[Problem to work on]: From the material below, copy each line that holds the word "Phase".

[Material provided]:
- Opening Delimiter -
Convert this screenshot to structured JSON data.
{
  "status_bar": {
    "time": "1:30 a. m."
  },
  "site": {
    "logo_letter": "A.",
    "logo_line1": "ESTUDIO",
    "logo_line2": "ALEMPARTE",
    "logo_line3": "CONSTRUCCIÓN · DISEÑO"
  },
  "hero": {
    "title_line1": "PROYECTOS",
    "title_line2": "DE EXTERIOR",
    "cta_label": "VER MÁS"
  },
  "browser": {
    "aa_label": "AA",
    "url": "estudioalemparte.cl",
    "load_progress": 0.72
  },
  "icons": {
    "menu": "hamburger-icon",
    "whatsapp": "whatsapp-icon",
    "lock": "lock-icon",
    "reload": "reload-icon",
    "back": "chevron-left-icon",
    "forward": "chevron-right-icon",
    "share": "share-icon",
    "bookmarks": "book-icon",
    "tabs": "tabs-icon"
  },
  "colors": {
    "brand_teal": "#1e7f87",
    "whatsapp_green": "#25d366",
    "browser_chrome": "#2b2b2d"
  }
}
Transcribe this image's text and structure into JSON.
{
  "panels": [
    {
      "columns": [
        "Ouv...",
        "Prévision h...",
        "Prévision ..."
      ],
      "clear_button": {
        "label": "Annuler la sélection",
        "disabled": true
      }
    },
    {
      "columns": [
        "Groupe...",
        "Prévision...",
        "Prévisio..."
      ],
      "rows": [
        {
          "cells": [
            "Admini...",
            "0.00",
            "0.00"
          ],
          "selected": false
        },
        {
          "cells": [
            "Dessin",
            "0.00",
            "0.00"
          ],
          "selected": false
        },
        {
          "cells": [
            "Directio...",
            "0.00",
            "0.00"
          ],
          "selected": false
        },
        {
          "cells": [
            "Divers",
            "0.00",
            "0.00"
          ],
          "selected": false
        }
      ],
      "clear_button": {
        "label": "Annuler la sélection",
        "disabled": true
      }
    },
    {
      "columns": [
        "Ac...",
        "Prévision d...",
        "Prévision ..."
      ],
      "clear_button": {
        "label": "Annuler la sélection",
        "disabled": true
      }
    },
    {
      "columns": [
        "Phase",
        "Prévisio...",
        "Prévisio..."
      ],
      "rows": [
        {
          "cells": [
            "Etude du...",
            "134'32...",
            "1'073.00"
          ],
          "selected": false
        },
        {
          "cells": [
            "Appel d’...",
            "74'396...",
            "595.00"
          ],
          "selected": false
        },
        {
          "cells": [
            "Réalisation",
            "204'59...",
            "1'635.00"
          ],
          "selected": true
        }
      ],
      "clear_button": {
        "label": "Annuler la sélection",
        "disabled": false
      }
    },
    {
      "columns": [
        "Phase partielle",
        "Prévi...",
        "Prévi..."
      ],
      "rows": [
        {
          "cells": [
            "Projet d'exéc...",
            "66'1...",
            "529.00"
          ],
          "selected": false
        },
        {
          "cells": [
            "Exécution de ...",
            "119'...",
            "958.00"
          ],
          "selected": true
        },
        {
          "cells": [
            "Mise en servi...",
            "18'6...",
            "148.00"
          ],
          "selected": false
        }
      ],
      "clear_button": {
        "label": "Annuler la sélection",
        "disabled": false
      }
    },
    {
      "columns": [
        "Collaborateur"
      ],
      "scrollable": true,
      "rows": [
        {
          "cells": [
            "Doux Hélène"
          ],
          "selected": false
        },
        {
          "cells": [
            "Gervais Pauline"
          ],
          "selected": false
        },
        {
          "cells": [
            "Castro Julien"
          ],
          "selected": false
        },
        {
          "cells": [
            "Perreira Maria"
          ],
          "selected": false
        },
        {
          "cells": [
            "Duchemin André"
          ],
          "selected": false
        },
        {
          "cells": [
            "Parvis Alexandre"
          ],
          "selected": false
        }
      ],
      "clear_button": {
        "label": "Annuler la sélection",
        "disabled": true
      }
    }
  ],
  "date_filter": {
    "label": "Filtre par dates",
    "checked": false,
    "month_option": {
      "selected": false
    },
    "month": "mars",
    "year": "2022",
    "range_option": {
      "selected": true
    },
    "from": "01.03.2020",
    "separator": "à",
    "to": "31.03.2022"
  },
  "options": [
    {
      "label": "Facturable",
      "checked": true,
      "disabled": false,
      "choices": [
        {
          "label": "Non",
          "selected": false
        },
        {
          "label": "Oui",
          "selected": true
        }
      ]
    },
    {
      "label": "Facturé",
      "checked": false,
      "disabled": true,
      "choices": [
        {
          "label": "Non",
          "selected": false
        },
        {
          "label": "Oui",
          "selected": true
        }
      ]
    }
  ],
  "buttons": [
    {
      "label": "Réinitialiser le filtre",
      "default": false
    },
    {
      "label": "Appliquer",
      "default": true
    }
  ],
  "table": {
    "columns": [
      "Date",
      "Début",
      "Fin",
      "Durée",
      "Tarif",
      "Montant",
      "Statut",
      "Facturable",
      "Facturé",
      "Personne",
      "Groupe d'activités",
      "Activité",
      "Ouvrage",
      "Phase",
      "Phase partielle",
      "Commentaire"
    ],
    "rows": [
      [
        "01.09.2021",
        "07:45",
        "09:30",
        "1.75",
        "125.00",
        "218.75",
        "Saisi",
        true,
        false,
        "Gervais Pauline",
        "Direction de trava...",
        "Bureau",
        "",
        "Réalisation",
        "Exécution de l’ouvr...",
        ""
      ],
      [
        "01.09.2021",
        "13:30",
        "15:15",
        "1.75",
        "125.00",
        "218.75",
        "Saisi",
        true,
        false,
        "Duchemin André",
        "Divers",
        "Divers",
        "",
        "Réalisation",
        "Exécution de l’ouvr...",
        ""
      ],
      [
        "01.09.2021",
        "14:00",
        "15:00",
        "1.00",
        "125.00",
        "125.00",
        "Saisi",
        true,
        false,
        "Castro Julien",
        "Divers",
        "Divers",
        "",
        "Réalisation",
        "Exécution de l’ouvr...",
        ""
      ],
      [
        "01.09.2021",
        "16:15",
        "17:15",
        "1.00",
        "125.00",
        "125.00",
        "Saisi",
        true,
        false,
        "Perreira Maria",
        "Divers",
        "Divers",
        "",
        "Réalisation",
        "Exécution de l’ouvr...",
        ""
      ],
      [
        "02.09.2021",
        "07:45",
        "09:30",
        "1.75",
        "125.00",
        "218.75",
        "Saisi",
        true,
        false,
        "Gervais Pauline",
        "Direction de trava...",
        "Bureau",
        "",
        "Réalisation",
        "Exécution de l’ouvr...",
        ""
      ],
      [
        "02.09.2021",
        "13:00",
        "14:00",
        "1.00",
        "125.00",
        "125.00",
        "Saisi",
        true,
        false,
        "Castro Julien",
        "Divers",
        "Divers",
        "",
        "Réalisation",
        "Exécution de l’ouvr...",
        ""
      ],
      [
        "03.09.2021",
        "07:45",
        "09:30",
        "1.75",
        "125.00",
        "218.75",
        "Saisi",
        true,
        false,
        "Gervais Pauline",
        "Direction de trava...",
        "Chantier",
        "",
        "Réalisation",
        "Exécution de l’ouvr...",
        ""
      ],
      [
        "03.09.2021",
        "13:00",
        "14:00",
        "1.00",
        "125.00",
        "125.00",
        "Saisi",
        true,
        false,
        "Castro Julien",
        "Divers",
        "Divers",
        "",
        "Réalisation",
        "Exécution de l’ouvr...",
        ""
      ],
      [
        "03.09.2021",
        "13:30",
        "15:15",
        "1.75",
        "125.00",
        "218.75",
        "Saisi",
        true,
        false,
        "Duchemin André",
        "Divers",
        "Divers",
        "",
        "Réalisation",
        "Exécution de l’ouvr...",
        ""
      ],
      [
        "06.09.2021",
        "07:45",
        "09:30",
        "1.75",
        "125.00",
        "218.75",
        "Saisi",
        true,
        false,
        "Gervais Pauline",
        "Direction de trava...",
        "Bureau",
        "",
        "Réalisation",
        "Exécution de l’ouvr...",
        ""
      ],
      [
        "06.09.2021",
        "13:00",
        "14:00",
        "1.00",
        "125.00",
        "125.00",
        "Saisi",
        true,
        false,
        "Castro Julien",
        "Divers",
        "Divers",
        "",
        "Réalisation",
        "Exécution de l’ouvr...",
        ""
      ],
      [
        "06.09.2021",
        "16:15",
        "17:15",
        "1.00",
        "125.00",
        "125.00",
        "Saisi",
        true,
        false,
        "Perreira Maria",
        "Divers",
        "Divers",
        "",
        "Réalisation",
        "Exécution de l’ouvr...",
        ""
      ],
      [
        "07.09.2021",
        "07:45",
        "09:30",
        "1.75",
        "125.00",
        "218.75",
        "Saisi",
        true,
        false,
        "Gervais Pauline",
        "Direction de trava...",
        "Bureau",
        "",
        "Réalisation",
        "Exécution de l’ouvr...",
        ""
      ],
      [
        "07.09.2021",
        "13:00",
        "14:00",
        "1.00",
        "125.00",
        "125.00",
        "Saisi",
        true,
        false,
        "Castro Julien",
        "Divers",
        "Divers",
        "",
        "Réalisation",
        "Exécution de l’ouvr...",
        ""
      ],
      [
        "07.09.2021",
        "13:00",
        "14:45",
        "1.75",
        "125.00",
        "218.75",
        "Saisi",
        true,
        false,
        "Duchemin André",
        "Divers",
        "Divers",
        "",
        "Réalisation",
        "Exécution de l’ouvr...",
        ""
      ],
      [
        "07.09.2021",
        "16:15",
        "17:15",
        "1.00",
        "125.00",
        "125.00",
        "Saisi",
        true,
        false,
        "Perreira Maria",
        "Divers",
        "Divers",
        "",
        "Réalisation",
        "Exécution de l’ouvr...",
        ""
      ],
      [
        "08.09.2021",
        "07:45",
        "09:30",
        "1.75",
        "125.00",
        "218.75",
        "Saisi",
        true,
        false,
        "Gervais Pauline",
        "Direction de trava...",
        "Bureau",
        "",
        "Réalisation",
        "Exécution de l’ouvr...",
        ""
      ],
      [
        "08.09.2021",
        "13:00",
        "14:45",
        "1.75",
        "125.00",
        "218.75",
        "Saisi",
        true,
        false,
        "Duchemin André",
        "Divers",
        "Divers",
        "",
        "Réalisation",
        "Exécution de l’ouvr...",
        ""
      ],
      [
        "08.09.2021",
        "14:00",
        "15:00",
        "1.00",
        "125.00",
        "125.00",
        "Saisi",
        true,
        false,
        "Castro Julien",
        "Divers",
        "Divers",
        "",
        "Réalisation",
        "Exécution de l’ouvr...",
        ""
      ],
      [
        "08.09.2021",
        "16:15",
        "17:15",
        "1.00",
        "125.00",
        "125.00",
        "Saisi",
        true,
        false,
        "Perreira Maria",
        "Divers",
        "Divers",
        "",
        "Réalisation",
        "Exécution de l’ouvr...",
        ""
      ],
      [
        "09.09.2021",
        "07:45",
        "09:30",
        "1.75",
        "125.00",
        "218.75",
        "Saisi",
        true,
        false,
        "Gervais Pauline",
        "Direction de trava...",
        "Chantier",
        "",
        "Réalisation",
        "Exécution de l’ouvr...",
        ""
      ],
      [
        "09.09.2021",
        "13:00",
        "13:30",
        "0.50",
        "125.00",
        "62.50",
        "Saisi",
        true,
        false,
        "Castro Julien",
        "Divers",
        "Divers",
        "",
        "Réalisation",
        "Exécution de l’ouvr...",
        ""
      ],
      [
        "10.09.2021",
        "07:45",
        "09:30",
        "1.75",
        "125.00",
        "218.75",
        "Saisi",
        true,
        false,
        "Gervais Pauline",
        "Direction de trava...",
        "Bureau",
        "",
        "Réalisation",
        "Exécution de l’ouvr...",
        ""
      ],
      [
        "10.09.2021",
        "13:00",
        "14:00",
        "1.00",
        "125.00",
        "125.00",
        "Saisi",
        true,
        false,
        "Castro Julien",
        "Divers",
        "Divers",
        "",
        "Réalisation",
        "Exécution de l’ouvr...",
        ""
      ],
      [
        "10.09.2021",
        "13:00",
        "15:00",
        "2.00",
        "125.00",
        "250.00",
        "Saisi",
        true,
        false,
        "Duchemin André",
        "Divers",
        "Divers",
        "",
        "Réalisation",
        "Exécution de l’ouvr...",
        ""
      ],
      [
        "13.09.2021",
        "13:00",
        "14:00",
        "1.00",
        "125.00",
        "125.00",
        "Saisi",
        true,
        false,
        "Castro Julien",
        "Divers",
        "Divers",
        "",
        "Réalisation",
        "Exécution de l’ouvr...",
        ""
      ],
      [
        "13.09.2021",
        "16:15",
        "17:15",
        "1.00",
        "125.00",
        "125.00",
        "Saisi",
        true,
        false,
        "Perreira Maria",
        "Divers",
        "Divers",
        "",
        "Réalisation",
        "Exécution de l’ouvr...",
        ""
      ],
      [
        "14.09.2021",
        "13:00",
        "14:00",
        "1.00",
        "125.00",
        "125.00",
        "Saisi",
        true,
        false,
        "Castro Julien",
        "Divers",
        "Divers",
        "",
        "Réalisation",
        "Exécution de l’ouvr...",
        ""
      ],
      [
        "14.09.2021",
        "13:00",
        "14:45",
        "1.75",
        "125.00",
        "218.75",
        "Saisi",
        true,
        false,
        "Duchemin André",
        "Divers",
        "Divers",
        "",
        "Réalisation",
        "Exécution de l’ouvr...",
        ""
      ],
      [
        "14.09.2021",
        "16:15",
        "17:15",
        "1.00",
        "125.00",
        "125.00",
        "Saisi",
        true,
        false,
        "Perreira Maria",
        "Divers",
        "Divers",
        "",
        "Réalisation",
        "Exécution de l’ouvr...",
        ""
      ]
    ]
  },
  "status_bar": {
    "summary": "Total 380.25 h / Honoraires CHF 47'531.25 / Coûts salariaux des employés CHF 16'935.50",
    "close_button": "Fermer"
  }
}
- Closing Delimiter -
[Exercise solution]:
        "Phase",
        "Phase partielle",
      "Phase",
      "Phase partielle",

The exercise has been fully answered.